On the way back, we stopped at the Italian stall and got some amazing sweet pastries and biscuits. They were all delicious but around 5pm, the lady at the stall started packing her things, making us rush a bit and we eventually lost a bit of interest in hanging about spending more money on her food (Never rush your customer).

Finally, on the way back, we stopped at this beautiful and elaborate bread stall with all kind of loafs from traditional sour dough bread to some interesting focaccia. But we bought Cholla (pronounced Hola), a jewish loaf with slightly sweet fluffy inside and gently crusted outside topped with black sesame seeds. It made for a delightful breakfast.

There were some stalls selling game meat and on the last day, Ed (our personal bank account) decided to honour the festival and brought some wild bore and apple sausages. My staffy would have preferred some venison I could tell from the way his nose was pointing at it.

Apart from the food stalls, the festival hosted a number of events for children and others . Many pop – up restaurants were amongst the many stalls as well.

The food festival ran from morning 10am to 6pm from Friday, 4th October to Sunday, 6th October. It was a lovely little visit.

My only criticism was that it closed very early in the evening. I would have wanted to go out with friends after putting the kids to bed, enjoying some cider and food on the go. But I totally appreciate that it could also cause huge losses to local restaurants.

I have to mention that there is a lot of hullabaloo at the beginning of the week leading to the festival. The week usually starts off with a Gala seven course dinner at the cost of £35, honing culinary cooking skills of the students from the East Kent College . In the evening, local restaurants and cafe’s host various events and entertainment with some delectable food. Some of the participants  this year were Oscar’s Festival Cafe, Wyatt & Jones and Thirty-Nine Steps to name a few.
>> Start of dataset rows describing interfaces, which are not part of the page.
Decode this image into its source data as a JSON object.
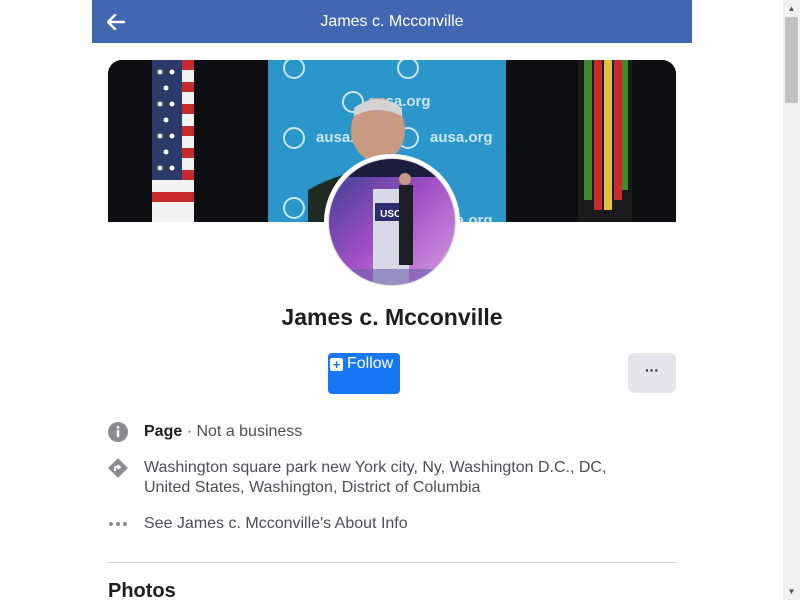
{
  "header": {
    "title": "James c. Mcconville",
    "back_icon": "arrow-left-icon",
    "color": "#4267b2"
  },
  "profile": {
    "name": "James c. Mcconville",
    "cover_icon": "cover-photo",
    "avatar_icon": "profile-photo"
  },
  "actions": {
    "follow_label": "Follow",
    "follow_icon": "plus-square-icon",
    "more_label": "···",
    "accent": "#1877f2"
  },
  "info": {
    "category_bold": "Page",
    "category_rest": " · Not a business",
    "address": "Washington square park new York city, Ny, Washington D.C., DC, United States, Washington, District of Columbia",
    "about_link": "See James c. Mcconville's About Info"
  },
  "sections": {
    "photos_title": "Photos"
  }
}
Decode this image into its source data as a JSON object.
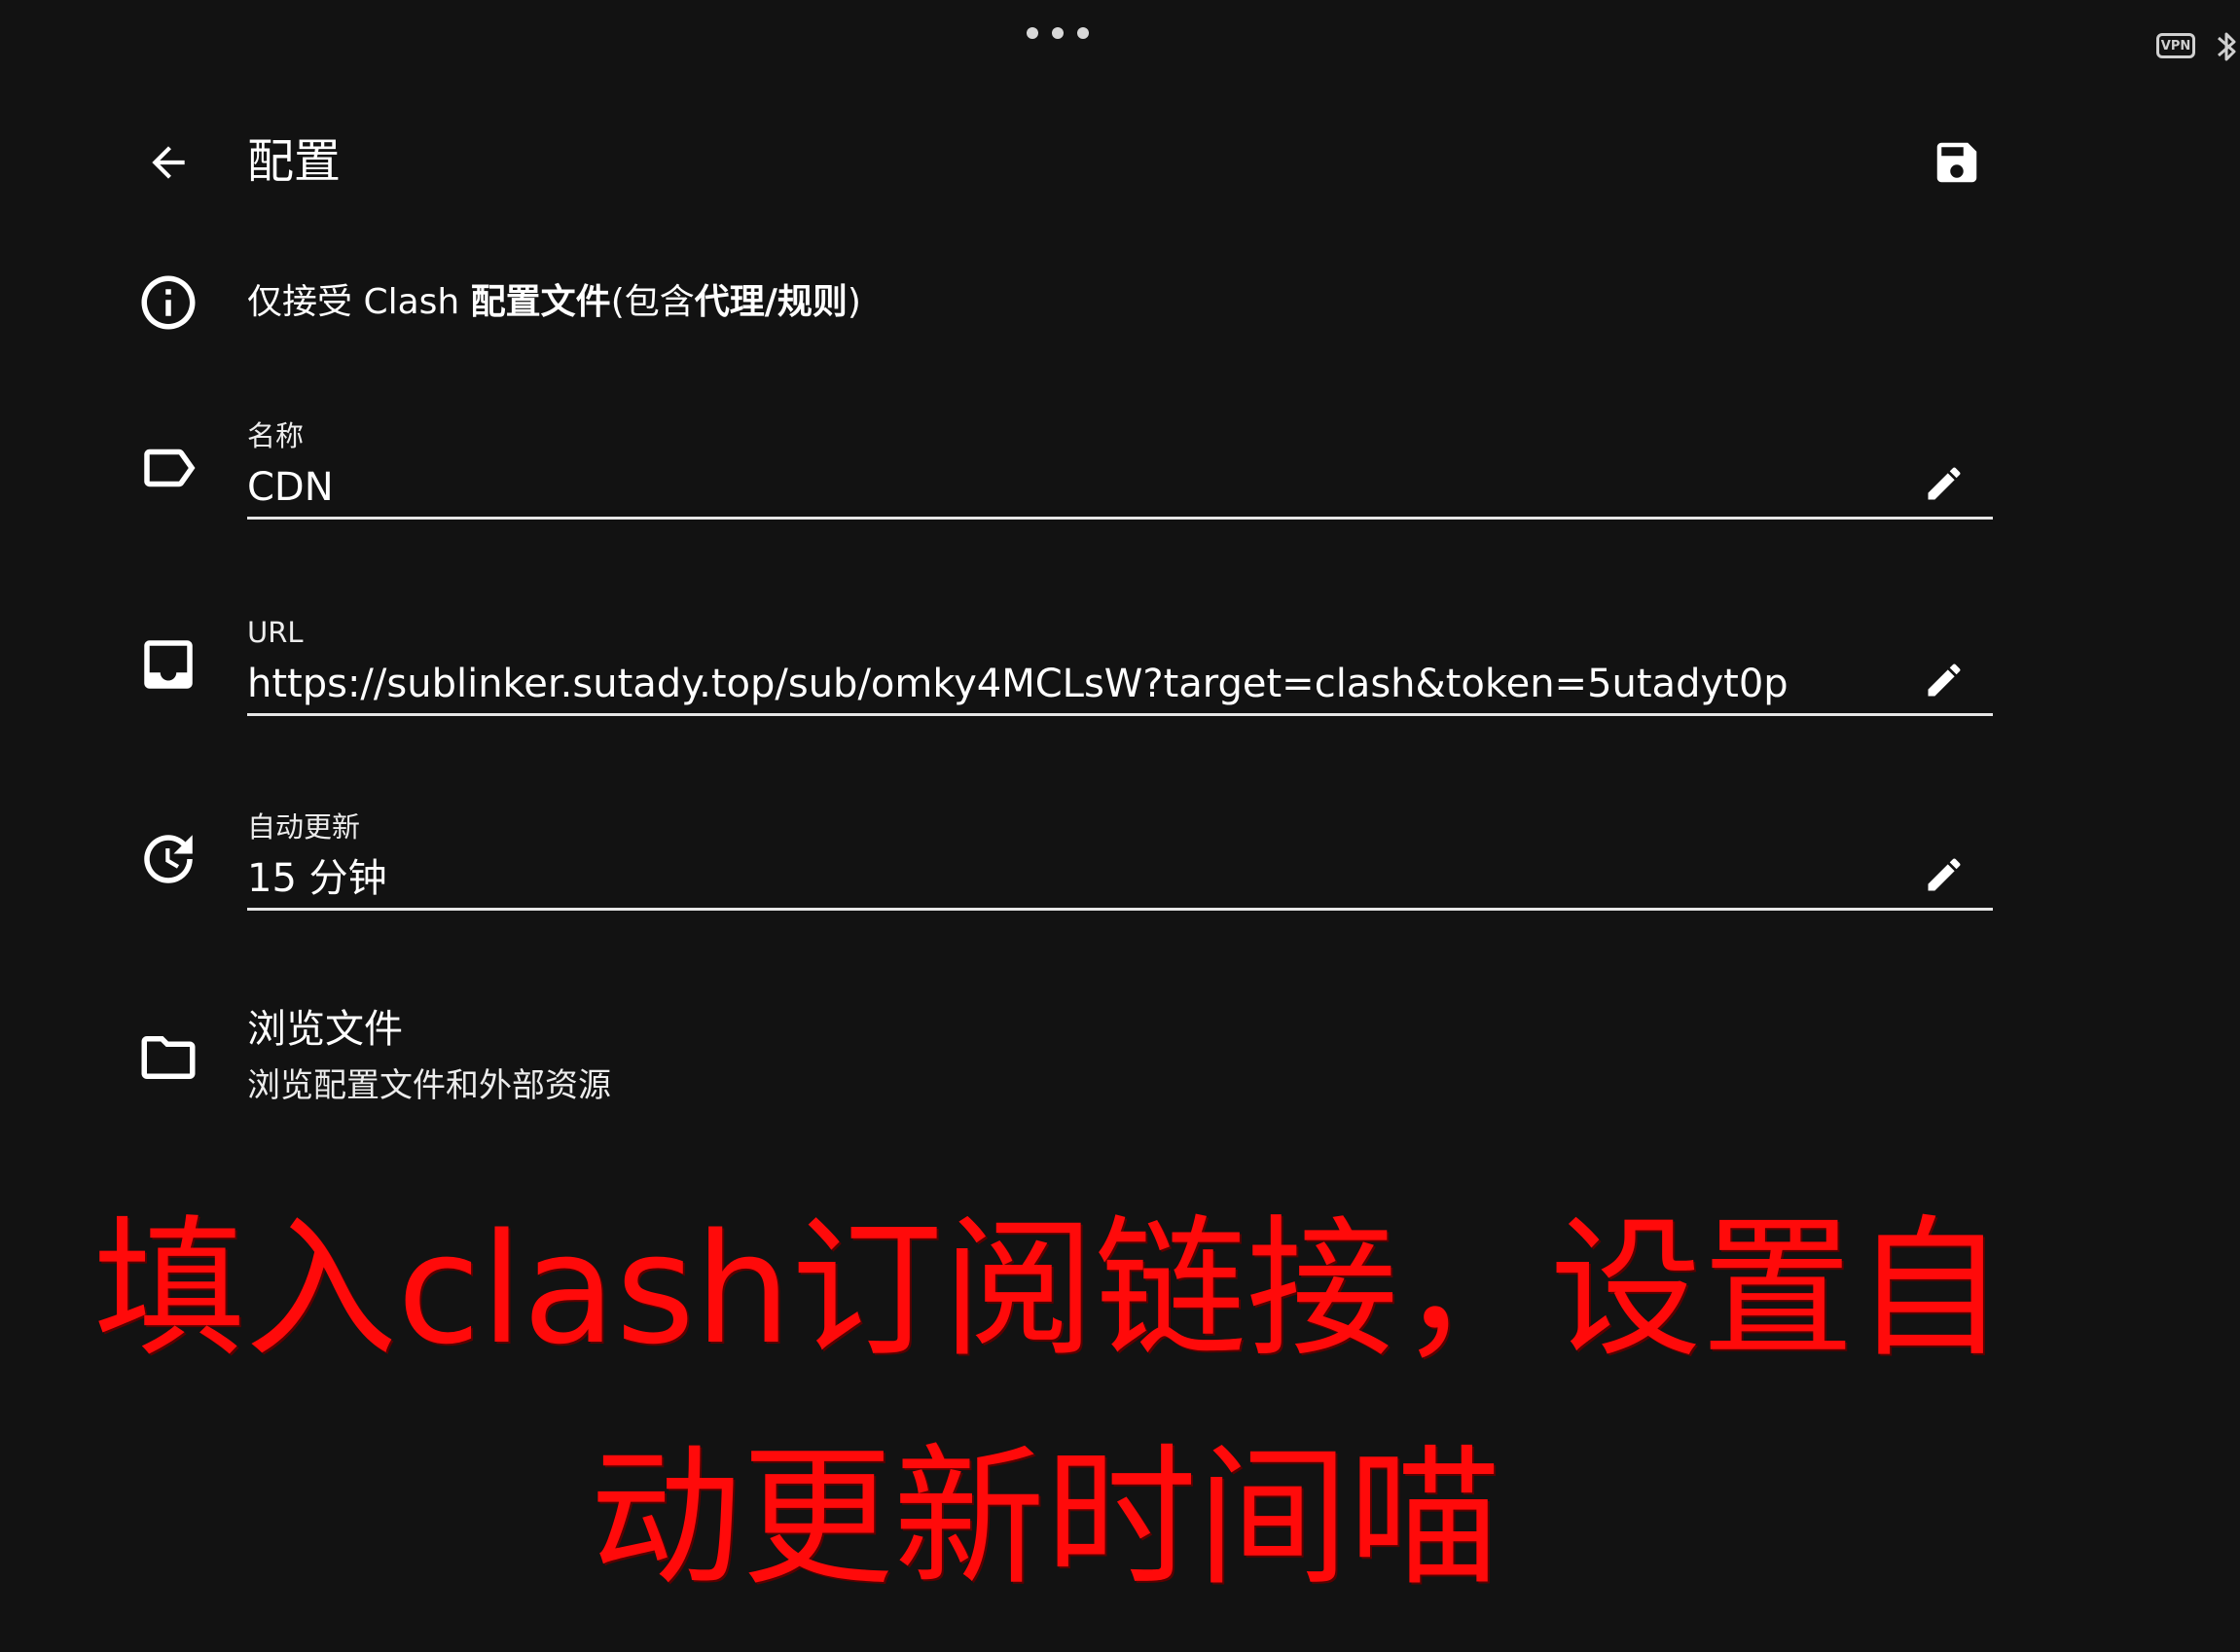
{
  "status_bar": {
    "vpn_label": "VPN"
  },
  "toolbar": {
    "title": "配置",
    "back_icon": "arrow-left-icon",
    "save_icon": "save-icon"
  },
  "info": {
    "prefix": "仅接受 Clash ",
    "bold_1": "配置文件",
    "mid_1": "(包含",
    "bold_2": "代理",
    "mid_2": "/",
    "bold_3": "规则",
    "suffix": ")"
  },
  "fields": {
    "name": {
      "label": "名称",
      "value": "CDN",
      "icon": "label-tag-icon"
    },
    "url": {
      "label": "URL",
      "value": "https://sublinker.sutady.top/sub/omky4MCLsW?target=clash&token=5utadyt0p",
      "icon": "inbox-icon"
    },
    "auto_update": {
      "label": "自动更新",
      "value": "15 分钟",
      "icon": "update-clock-icon"
    }
  },
  "files": {
    "title": "浏览文件",
    "subtitle": "浏览配置文件和外部资源",
    "icon": "folder-icon"
  },
  "overlay": {
    "line1": "填入clash订阅链接，设置自",
    "line2": "动更新时间喵",
    "color": "#ff0a0a"
  }
}
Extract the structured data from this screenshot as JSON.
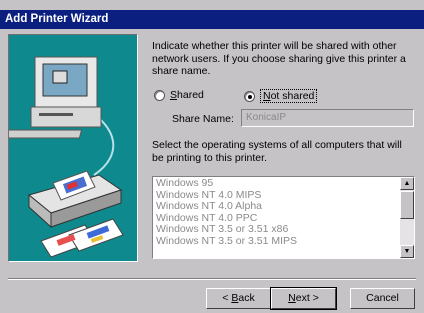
{
  "window": {
    "title": "Add Printer Wizard"
  },
  "intro_text": "Indicate whether this printer will be shared with other network users.  If you choose sharing give this printer a share name.",
  "sharing": {
    "shared_label": "Shared",
    "not_shared_label": "Not shared",
    "selected": "Not shared"
  },
  "share_name": {
    "label": "Share Name:",
    "value": "KonicaIP"
  },
  "os_prompt": "Select the operating systems of all computers that will be printing to this printer.",
  "os_list": [
    "Windows 95",
    "Windows NT 4.0 MIPS",
    "Windows NT 4.0 Alpha",
    "Windows NT 4.0 PPC",
    "Windows NT 3.5 or 3.51 x86",
    "Windows NT 3.5 or 3.51 MIPS"
  ],
  "buttons": {
    "back": "< Back",
    "next": "Next >",
    "cancel": "Cancel"
  },
  "colors": {
    "titlebar": "#0a1f80",
    "illustration_bg": "#0e8a8e",
    "face": "#c6c3c6"
  },
  "icons": [
    "computer-icon",
    "network-cable",
    "printer-icon",
    "printed-pages-icon"
  ]
}
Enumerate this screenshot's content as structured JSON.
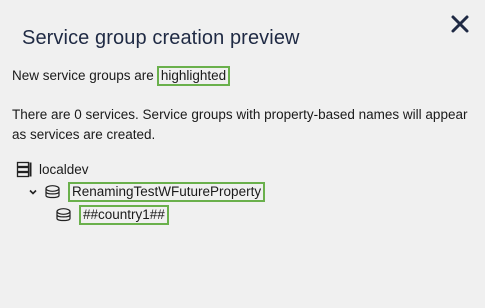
{
  "dialog": {
    "title": "Service group creation preview",
    "close_icon": "close-icon"
  },
  "intro": {
    "prefix": "New service groups are",
    "highlight_word": "highlighted",
    "highlight_color": "#6ab04c"
  },
  "description": "There are 0 services. Service groups with property-based names will appear as services are created.",
  "tree": {
    "root": {
      "label": "localdev",
      "icon": "server-stack-icon"
    },
    "group": {
      "label": "RenamingTestWFutureProperty",
      "icon": "layers-icon",
      "expanded": true
    },
    "child": {
      "label": "##country1##",
      "icon": "layers-icon"
    }
  }
}
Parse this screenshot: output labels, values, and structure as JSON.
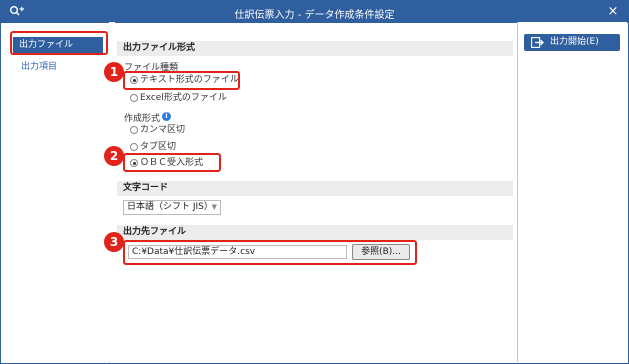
{
  "window": {
    "title": "仕訳伝票入力 - データ作成条件設定",
    "close_label": "×"
  },
  "sidebar": {
    "items": [
      {
        "label": "出力ファイル"
      },
      {
        "label": "出力項目"
      }
    ]
  },
  "main": {
    "format_section": "出力ファイル形式",
    "file_type_label": "ファイル種類",
    "file_types": [
      {
        "label": "テキスト形式のファイル",
        "selected": true
      },
      {
        "label": "Excel形式のファイル",
        "selected": false
      }
    ],
    "creation_format_label": "作成形式",
    "creation_formats": [
      {
        "label": "カンマ区切",
        "selected": false
      },
      {
        "label": "タブ区切",
        "selected": false
      },
      {
        "label": "ＯＢＣ受入形式",
        "selected": true
      }
    ],
    "charcode_section": "文字コード",
    "charcode_value": "日本語（シフト JIS）",
    "dest_section": "出力先ファイル",
    "dest_path": "C:¥Data¥仕訳伝票データ.csv",
    "browse_label": "参照(B)..."
  },
  "actions": {
    "output_start_label": "出力開始(E)"
  },
  "markers": [
    "1",
    "2",
    "3"
  ],
  "colors": {
    "accent": "#2f5f9e",
    "highlight": "#e2231a",
    "info": "#2d7bd8"
  }
}
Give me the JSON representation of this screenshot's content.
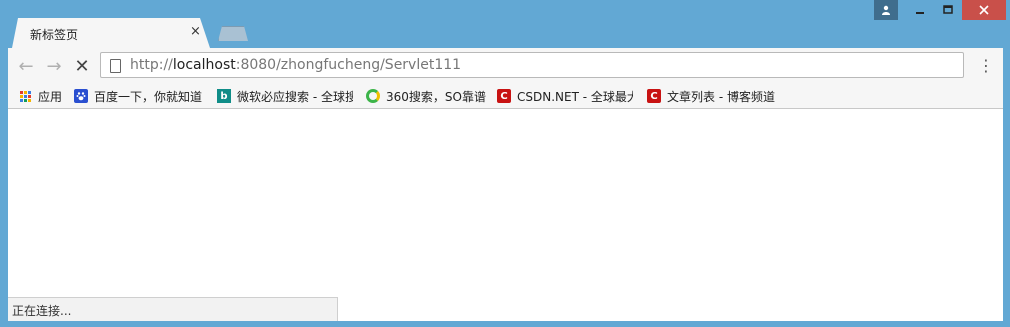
{
  "window": {
    "controls": [
      "user-icon",
      "minimize-icon",
      "maximize-icon",
      "close-icon"
    ]
  },
  "tab": {
    "title": "新标签页",
    "close_symbol": "×"
  },
  "toolbar": {
    "back_symbol": "←",
    "forward_symbol": "→",
    "reload_symbol": "✕",
    "url_prefix": "http://",
    "url_host": "localhost",
    "url_rest": ":8080/zhongfucheng/Servlet111",
    "menu_symbol": "⋮"
  },
  "bookmarks": [
    {
      "label": "应用",
      "icon": "apps-icon"
    },
    {
      "label": "百度一下，你就知道",
      "icon": "baidu-icon"
    },
    {
      "label": "微软必应搜索 - 全球搜",
      "icon": "bing-icon"
    },
    {
      "label": "360搜索，SO靠谱",
      "icon": "360-icon"
    },
    {
      "label": "CSDN.NET - 全球最大",
      "icon": "csdn-icon"
    },
    {
      "label": "文章列表 - 博客频道",
      "icon": "csdn-icon"
    }
  ],
  "status": {
    "text": "正在连接..."
  },
  "colors": {
    "frame": "#62a8d4",
    "close": "#c9504a",
    "csdn": "#c81212",
    "bing": "#108d88",
    "baidu": "#2a4fd0"
  }
}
All in all, I have had a food-a-licious time this weekend. How about you?